Two months ago, former DC Circuit Court of Appeals judge Brett Kavanaugh was voted in to replace Anthony Kennedy on the Supreme Court. Kavanaugh’s nomination to the position was of little surprise: a Yale-educated, seasoned judge, he as a candidate was not an issue of major controversy.
But everything changed on Sept. 14, when it was first reported that an anonymous woman had told the Senate Democrats of being sexually assaulted by Kavanaugh in high school. Shortly thereafter, the woman identified herself as Christine Blasey Ford, and her allegation ensued in a number of other women alleging experiences of being sexually harassed or assaulted by the nominee as well.With a few weeks until the vote left, Ford’s allegation shifted the focus on Kavanaugh from his right-leaning political standpoint to his alleged record as a sexual assaulter. The question was now whether or not to believe Ford, and thus whether Kavanaugh deserved one of the highest positions in the US Judicial Branch.

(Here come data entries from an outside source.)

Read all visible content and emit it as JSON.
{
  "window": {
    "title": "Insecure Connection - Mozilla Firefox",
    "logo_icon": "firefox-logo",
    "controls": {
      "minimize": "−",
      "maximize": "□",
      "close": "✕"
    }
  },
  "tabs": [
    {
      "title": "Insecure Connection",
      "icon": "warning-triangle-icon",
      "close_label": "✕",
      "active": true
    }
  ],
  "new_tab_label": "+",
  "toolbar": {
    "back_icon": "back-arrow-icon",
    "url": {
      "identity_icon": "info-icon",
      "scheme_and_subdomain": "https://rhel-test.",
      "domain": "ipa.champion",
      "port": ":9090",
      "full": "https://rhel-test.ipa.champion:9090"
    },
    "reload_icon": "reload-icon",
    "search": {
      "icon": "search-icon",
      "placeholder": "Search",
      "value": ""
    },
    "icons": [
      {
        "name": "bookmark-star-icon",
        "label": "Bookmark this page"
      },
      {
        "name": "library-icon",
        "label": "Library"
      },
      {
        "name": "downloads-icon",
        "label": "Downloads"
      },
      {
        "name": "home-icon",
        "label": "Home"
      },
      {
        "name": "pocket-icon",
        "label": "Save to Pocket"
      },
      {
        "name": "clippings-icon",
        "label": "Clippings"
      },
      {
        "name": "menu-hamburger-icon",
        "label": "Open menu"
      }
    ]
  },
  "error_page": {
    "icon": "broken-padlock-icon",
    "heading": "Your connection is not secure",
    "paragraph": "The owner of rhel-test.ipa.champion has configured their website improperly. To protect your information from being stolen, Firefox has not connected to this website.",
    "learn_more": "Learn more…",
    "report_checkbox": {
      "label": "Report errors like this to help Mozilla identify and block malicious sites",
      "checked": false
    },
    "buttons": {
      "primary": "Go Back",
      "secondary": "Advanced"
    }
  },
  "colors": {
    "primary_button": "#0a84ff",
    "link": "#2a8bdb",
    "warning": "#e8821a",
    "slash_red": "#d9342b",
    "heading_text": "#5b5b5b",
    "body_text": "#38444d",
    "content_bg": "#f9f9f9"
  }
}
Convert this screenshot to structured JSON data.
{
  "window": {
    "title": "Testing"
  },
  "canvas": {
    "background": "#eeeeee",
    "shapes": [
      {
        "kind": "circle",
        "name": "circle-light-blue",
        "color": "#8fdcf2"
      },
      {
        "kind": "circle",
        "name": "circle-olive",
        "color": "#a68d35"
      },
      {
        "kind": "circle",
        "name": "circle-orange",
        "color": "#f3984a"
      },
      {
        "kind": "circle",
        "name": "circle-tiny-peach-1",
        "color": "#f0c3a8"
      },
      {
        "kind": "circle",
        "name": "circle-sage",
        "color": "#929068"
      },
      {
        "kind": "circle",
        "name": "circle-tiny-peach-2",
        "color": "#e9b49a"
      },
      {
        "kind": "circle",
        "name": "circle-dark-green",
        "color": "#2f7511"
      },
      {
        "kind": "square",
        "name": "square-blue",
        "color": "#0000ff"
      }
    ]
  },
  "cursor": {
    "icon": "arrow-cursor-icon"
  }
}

Both Ford and Kavanaugh delivered their testimonies and were questioned at court on Sept. 27 in a trial that perhaps solidified opinions for much of the public. For some of those who were still in the middle ground, Kavanaugh’s testimony made clearer the chances that Ford was telling the truth and that Kavanaugh was not a good fit for the Supreme Court. The accused and surprisingly angry Supreme Court Justice nominee delivered a rather emotionally charged testimony at court, raising his voice and crying. When questioned about whether he had ever passed out from drinking, Kavanaugh surprised many by jokingly asking the senator, “have you?”
In her testimony, Ford recounted her memory of Kavanaugh sexually assaulting her at a house party when they were in high school. When pressed for not remembering the full details of the account, Ford also demonstrated her Ph. D. in psychology by explaining, with neurological vocabulary, how the brain encodes memories. Ford was widely praised by many liberals and supporters for being extremely calm, collected, and assertive despite the fact that she was choosing to relive the details of her sexual assault for the whole world to observe and judge. Not only that, but it was recognized that Ford’s decision to reveal her identity and risk the potentially life-threatening backlash as well as the trauma (in her testimony, she revealed the “constant harassment and death threats” she received since her allegation) that would follow.
According to Time, however, whether her accusation was true or not was effectively deemed less important for many after the trial. Her compelling testimony and the fact that she had nothing to gain from accusing Kavanaugh seemed to already confirm her words. But the refusal of an FBI investigation, as well as Trump and his conservative supporters’ continuous backing of Kavanaugh, implied a dismal possibility: that the Republicans and Trump perhaps believed Ford, but they would vote him in regardless.
Ford’s impact, however, extends beyond the boundaries of politics and the Supreme Court. Though her allegations, perhaps expectedly, did not block Kavanaugh’s way into the Supreme Court, they did empower thousands of women to come forward and talk about their own experiences, with #whyididntreport exploding on social media. Kavanaugh’s ability to be voted in, despite the almost undeniable credibility of Ford, also reveals the system of privilege for educated, rich white men that is still well and alive today. Ford’s allegations may have never been officially confirmed, but her decision to speak up nevertheless is consequential for the future of women in America.